┌─ Data to examine
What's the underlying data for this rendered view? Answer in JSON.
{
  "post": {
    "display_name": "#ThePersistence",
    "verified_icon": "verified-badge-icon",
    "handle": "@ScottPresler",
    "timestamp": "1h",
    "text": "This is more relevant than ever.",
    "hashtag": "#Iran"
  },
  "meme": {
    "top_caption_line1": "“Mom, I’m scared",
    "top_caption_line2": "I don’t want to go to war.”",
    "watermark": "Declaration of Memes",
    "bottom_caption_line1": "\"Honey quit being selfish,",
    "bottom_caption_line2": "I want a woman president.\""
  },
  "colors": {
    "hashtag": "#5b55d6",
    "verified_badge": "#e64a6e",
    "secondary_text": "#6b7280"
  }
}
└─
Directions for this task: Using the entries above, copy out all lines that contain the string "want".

Solution to this problem:
    "top_caption_line2": "I don’t want to go to war.”",
    "bottom_caption_line2": "I want a woman president.\""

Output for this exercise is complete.